In a series of discussions Monday morning, local officials, business representatives, and transportation experts discussed the future of transit in Los Angeles as part of the LA Times's ongoing California Conversation series, and made lots of big promises and predictions. Los Angeles Mayor Eric Garcetti made several important announcements that will majorly change the way Angelenos get around and pay for the infrastructure they use to get around. Here are the highlights:
The Metro connection to LAX will be done way ahead of schedule
Previously, the Connecting LAX project, which would finally bring rail access to the area's largest airport via a people mover system that will hook up to a stop on the Crenshaw Line, was expected to be completed by 2024 (in time for the summer Olympics LA hopes to win). On Monday, however, Garcetti said that the improvements will be finished in just five years, according to a tweet from LAT transportation reporter Laura Nelson.
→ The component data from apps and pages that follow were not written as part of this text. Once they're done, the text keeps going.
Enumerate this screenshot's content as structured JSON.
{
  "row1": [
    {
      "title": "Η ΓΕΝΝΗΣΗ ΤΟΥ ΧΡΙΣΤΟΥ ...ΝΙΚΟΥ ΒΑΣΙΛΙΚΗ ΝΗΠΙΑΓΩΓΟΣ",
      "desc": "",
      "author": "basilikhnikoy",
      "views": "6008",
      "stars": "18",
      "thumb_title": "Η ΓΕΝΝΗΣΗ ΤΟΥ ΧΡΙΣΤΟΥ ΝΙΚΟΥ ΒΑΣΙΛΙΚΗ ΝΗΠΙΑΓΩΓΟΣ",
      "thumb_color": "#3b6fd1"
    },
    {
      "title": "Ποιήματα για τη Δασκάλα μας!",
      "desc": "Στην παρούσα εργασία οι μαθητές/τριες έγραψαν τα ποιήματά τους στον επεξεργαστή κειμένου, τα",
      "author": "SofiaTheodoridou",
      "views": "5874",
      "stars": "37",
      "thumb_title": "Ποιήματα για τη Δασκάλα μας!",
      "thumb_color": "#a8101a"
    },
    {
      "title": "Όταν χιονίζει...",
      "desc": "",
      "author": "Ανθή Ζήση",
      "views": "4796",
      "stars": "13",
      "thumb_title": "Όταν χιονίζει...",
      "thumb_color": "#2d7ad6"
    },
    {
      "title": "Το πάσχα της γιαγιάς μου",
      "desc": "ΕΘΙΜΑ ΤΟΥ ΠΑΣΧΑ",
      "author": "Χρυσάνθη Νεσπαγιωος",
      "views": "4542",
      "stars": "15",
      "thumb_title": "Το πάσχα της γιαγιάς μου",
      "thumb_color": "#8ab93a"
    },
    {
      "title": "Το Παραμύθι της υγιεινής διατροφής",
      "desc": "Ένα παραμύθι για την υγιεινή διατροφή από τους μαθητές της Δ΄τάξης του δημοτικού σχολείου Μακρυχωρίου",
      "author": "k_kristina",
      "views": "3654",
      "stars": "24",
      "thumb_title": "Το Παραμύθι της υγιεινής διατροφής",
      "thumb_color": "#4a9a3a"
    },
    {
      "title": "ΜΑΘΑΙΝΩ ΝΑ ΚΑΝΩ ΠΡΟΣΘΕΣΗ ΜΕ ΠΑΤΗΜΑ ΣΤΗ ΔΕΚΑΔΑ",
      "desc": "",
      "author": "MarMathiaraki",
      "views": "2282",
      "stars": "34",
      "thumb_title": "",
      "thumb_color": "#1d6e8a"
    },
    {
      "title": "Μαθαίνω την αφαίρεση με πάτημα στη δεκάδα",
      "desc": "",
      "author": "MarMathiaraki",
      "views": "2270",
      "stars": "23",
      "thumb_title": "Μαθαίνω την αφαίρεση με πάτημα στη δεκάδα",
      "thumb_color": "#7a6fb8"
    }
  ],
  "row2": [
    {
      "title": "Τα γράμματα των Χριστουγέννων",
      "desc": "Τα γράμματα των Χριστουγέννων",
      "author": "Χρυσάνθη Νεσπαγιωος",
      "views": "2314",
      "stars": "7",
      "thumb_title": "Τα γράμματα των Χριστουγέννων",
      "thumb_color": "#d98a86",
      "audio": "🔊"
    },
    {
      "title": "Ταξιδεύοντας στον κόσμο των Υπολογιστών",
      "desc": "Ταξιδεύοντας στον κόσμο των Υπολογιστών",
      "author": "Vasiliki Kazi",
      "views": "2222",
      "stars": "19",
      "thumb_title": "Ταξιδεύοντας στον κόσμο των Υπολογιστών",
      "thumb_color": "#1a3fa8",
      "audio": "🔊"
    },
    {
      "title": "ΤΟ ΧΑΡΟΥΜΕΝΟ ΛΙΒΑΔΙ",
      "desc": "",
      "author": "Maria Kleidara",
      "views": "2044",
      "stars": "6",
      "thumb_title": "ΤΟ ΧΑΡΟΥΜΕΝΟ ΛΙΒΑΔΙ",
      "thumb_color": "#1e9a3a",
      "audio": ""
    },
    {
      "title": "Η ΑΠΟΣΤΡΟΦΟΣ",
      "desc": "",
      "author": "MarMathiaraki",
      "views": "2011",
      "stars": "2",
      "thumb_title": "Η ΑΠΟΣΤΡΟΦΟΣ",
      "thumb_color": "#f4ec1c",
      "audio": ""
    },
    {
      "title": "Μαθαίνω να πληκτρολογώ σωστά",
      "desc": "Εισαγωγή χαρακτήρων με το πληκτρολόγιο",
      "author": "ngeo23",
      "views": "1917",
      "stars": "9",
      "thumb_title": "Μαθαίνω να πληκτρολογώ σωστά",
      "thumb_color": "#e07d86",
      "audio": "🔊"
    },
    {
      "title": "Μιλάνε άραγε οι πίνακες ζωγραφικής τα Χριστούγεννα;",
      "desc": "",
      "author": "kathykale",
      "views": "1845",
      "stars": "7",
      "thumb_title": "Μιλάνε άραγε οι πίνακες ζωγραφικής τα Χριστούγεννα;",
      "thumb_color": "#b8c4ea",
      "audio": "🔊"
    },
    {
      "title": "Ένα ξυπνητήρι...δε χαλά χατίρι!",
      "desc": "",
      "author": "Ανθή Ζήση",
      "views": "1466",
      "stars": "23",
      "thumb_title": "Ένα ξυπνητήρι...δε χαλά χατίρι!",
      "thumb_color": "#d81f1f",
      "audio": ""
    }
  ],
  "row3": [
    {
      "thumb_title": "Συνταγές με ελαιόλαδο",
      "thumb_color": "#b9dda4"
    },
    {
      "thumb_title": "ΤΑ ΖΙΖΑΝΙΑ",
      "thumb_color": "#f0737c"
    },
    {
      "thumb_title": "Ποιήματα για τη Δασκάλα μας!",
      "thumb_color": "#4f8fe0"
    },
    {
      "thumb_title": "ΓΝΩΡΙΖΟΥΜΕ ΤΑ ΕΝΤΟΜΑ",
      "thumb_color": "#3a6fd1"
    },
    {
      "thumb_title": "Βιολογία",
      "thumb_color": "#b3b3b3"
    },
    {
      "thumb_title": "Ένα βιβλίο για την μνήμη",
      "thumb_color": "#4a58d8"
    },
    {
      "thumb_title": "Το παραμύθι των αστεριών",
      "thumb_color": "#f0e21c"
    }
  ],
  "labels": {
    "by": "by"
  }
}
The project will also create new locations for passenger drop-off and pickup, as well as streamline access to rental car and parking facilities. Garcetti said that, when completed, these and other airport projects will reduce traffic in the main terminal by 40 percent.
Riders will be able to pay via app
Last month, the city unveiled the new GoLA app, which allows users to compare the efficiency, cost, and environmental impact of different modes of transportation, including public transit, bicycling, and ride-sharing. Now, according to Garcetti, a new feature is coming that will allow commuters to actually pay for their trips through the app. The details on this new update are still a little fuzzy, but if the app can be used to pay for Metro rides, it could prove to be a welcome substitute for the reliably frustrating TAP Card.
Metro wants to a new transit sales tax
Well, you didn't think all this improvement was paying for itself, did you? With the announcement last week that the Expo Line extension to Santa Monica—funded largely by the half-cent Measure R sales tax increase passed in 2008—will open in May, Garcetti evidently feels the time is right to ask voters to approve another half-cent increase in 2016 and extend Measure R. The revenue would help fund and speed up existing Metro projects, as well as potential future endeavors to be revealed soon (West Hollywood??). Because tax measures require a two-thirds majority to pass in California, a 2012 attempt at extending Measure R failed by .2 percent.
We're all going to travel by Hyperloop soon
One of several business executives to speak during the event, Rob Lloyd, CEO of Hyperloop Technologies, laid out his company's plans for a high-speed transportation system that would transport both passengers and freight through a series of enormous vacuum tubes. (The Hyperloop concept was first proposed by Tesla founder Elon Musk in 2013.) While this perhaps sounds like a bizarre vision of the distant future, Lloyd is confident that construction of such a system could be completed in under 10 years; he wants to start work on the first project next year, which he hopes will be somewhere near LA. It remains to be seen whether the privately-funded venture will come to fruition, but regardless, the future of transportation in Los Angeles is quite a bit less depressing than it must have seemed just a few short decades ago.
- Garcetti, Transit Leaders Envision an L.A. of Self-driving Cars and Hyperloop [LA Times]
- Rail Connection to LAX Will Open By 2024 With Six Stops [Curbed LA]
- Here's the Mindblowing Plan to Un-Fuck LAX Transportation [Curbed LA]
- LA Metro Wants to Speed Up Two Rail Lines So They're Ready By the 2024 Olympics [Curbed LA]
- LA's First Light Rail to the Sea Opens May 20 [Curbed LA]
- Here's the Plan For 35-Minute LA-to-SF Hyperloop Tube Travel [Curbed LA]